November 25, 2016

The Eyes Have It

The Apostle Paul wrote about the spiritual gifts in the body of Christ, “The eye cannot say to the hand, “I don’t need you!” And the head cannot say to the feet, “I don’t need you!” (1 Cor 12:21 NIV). In today’s Christian environment we marginalize one another’s gifts. Unfortunately, rather than saying I don’t need you we say, “I may be a hand, but I can see better than the eye.” 

1 comment:

Steve Corey said...


-----There are places in each of us no other eye can really see but our own. Even if we try to lay them out for another to see, he won’t see it completely as we see ourselves.
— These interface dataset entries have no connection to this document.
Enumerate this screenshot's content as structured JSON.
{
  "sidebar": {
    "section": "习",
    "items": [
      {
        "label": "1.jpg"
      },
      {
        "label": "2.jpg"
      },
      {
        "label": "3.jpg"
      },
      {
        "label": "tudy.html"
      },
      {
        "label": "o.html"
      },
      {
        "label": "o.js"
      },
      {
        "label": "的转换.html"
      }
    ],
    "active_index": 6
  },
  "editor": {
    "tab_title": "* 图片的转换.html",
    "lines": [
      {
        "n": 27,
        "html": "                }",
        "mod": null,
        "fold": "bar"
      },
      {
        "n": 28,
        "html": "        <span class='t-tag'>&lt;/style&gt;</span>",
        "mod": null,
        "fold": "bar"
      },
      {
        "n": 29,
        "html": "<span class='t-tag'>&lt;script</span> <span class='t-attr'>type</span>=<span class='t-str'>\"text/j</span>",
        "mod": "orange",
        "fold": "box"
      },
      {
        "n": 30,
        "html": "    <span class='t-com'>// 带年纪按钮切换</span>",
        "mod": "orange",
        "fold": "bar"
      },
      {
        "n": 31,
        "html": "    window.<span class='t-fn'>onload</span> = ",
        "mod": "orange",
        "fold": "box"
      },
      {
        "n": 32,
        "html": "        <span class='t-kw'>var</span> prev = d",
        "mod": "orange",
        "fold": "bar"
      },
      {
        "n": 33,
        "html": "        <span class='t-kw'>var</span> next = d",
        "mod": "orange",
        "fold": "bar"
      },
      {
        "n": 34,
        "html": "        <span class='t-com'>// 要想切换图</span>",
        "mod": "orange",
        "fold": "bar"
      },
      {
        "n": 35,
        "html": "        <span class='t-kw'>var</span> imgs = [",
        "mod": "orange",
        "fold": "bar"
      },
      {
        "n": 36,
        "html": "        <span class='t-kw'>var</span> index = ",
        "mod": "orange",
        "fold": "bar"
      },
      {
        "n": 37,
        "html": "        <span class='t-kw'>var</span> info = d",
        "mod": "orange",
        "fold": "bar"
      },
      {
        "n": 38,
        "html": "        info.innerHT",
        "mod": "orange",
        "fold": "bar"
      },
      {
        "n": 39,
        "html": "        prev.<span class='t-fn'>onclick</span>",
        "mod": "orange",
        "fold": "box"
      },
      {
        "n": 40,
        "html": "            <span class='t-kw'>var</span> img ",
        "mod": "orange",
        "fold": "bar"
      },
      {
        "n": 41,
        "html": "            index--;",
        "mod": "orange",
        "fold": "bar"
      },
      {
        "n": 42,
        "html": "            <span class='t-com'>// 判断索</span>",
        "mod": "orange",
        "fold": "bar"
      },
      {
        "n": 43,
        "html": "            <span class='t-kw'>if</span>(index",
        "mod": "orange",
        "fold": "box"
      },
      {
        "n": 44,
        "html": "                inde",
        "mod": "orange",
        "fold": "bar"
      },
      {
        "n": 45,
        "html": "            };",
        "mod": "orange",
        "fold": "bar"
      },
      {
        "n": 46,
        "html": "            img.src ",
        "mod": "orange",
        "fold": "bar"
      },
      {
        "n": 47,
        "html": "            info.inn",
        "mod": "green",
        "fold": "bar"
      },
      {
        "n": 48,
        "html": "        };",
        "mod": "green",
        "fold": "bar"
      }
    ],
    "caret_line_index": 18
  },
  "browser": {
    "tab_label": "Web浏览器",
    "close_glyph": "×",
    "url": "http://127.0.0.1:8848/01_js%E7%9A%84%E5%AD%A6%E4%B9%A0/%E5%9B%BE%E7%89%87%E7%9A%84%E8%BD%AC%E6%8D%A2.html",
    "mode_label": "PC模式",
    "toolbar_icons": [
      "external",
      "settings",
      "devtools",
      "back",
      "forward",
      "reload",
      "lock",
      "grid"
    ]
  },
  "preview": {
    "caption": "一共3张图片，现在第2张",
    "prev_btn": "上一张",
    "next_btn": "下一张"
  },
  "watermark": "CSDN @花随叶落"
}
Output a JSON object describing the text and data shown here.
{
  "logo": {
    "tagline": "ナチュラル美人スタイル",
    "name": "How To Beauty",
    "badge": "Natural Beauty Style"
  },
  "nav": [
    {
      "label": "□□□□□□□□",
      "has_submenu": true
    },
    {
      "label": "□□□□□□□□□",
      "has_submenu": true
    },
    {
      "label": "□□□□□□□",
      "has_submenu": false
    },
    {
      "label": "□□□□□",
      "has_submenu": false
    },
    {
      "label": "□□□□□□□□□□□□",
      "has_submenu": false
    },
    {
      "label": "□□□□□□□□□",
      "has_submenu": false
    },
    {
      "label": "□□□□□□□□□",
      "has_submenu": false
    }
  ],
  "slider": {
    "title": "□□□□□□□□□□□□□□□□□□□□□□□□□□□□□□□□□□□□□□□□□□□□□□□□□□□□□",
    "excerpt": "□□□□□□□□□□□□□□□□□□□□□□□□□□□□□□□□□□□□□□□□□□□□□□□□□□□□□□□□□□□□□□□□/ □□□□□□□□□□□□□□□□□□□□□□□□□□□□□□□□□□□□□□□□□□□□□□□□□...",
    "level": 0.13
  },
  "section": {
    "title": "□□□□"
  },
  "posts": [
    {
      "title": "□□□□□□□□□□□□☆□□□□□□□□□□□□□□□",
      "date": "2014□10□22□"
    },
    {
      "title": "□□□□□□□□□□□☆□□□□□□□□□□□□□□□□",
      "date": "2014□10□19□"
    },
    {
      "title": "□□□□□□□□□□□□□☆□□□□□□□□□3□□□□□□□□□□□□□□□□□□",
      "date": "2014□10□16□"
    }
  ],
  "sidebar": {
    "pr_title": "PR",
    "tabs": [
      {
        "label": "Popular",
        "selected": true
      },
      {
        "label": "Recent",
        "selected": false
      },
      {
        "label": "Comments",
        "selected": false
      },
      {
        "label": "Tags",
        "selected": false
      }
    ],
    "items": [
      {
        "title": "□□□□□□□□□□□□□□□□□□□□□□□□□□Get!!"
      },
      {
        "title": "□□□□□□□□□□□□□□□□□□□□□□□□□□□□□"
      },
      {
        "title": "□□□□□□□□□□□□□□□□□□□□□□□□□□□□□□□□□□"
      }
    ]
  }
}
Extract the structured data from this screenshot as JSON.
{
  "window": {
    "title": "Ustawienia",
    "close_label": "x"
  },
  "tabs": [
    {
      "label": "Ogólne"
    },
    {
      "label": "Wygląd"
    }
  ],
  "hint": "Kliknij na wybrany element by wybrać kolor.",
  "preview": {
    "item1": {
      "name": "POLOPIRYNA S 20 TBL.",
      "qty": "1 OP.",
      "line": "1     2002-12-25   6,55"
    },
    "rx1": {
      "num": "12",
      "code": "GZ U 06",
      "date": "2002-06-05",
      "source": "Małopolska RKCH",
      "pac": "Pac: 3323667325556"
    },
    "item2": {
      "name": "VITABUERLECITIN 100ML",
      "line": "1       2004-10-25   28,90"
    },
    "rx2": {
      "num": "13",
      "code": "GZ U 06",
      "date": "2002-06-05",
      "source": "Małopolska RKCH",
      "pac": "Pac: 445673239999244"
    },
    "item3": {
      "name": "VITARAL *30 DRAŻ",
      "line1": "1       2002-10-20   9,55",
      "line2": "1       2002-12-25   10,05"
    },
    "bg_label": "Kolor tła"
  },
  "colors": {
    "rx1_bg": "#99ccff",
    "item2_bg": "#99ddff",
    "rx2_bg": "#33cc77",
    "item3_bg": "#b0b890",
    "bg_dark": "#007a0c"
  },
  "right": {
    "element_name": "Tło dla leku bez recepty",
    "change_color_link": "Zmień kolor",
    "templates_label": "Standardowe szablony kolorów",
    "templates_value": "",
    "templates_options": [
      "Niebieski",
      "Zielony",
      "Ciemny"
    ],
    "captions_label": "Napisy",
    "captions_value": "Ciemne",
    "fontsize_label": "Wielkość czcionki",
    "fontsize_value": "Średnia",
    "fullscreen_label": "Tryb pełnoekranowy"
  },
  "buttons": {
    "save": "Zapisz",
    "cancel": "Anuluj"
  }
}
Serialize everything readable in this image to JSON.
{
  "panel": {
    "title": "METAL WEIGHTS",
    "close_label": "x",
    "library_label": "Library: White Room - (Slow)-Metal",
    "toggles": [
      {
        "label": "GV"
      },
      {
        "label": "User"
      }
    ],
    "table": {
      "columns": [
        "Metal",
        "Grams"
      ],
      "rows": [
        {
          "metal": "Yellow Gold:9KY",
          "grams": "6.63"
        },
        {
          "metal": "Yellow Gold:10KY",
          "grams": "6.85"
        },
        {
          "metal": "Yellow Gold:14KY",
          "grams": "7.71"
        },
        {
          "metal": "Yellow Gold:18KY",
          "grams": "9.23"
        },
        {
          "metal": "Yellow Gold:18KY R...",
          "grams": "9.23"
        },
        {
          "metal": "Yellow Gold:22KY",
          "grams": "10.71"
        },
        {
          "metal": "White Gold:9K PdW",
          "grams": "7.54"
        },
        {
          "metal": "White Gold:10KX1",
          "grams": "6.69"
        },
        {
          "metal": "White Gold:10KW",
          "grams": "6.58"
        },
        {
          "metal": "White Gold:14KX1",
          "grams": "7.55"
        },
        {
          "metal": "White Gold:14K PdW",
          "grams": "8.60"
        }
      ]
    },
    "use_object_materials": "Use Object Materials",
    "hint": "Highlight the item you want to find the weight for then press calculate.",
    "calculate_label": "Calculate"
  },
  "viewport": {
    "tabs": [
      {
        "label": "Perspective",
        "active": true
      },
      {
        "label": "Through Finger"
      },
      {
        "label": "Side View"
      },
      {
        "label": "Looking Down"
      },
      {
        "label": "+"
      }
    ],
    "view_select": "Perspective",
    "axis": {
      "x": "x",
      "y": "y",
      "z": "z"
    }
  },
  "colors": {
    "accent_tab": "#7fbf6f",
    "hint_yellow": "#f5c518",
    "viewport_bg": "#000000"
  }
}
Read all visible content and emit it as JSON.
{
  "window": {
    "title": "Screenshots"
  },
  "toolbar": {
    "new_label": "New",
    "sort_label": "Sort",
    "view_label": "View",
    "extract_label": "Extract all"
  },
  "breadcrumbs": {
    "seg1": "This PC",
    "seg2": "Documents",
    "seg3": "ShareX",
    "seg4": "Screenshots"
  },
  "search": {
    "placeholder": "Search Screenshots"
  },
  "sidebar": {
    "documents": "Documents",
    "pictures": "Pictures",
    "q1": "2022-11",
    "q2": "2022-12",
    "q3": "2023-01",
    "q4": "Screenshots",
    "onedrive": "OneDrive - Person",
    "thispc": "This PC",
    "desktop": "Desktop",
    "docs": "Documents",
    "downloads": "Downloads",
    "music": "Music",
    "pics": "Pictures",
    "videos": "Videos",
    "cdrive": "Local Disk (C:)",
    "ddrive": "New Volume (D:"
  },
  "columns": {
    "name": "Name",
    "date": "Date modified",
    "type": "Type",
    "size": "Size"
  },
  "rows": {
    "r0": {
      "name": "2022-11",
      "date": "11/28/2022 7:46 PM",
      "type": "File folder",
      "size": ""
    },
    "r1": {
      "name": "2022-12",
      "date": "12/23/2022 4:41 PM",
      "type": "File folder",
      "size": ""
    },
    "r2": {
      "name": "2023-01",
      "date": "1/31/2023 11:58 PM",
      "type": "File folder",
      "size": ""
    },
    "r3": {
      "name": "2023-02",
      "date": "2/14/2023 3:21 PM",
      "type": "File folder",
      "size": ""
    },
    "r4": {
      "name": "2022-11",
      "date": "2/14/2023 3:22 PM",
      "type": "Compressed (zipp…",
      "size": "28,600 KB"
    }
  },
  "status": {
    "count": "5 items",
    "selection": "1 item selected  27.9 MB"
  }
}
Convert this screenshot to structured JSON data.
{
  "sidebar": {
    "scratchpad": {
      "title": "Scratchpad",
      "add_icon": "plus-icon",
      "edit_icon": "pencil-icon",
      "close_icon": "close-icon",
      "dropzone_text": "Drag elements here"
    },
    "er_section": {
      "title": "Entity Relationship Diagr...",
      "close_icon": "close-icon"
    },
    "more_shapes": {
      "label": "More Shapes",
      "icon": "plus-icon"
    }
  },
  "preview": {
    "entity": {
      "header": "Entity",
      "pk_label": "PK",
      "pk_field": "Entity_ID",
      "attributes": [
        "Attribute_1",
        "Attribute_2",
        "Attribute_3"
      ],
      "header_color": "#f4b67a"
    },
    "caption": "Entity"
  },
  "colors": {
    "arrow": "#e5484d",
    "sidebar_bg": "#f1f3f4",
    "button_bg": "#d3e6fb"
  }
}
What defines our personalities, characters, and beliefs are highly complex networks of thoughts, emotions, and perceptions. More complicated than we can even explain to ourselves, let alone to another. Moreover, we are not static creatures. We are dynamic. Even the act of perceiving an aspect of ourselves has a slight effect upon that aspect, leaving it at least subtly effected.
-----Also, Jesus was sure to state that only those with eyes to see and ears to hear would recognize Him as God’s Son and come calling for new and eternal life. Since Paul is talking about all those who have called on Christ for life as being various parts of a complete body, everyone he is talking about has these eyes to see and do see, somewhat.
-----Metaphor and analogy are only good for so much. That we all have eyes to see and ears to hear neither speaks to how well those eyes see and those ears hear, nor to how much we use them. All of us have aspects of ourselves we do not see which others do. And nobody has seen everything there is to see. We’ve each seen but a tiny portion of it.
-----Yet, you are right in that God gives some the ability to see more than most. He gave prophets the ability to see into spiritual realms and to know bits and pieces of the future. As many as saw He expected to speak. And these folks in His body who do see better than most are obliged to properly handle what they’ve seen according to God’s direction. Ask the prophet God commanded to not eat at Bethel who ate there, and the lion who tore him but only stood by the body. When God gives He expects honor.
-----Alas, not all of us having “eyes to see” (else we would not be members of His body) properly understand the nature of their seeing. Some get it wrong. When actually seeing for themselves, they think they’re seeing for others. A fine case in point is Rick Warren and the tragic destruction he wreaked in a lot of hearts by trying to convince the entire of Christ’s body that he had a vision for what all of it should become. For Rick, his vision definitely applied. But convincing folks of lesser vision that they were great visionaries by doing as he did broke apart a lot of fellowship which had been more rightly hung together in counting one another’s interests as important as your own, pleasing one another to build each other up, and outdoing one another in showing honor.
-----It is important to understand when we’ve seen for another. We are to help one another overcome sin and to discern life‘s complicated courses. But it is as important to know when the seeing is just for the self. Though the New Testament often refers to us as being slaves of one another, it refers to absolutely no one, except Jesus, as being masters to one another. Seeing can be dangerous, for when it comes to knowing and correcting, there is a very, very thin line between being a slave to someone’s need and trying to master him.

Love you all,
Steve Corey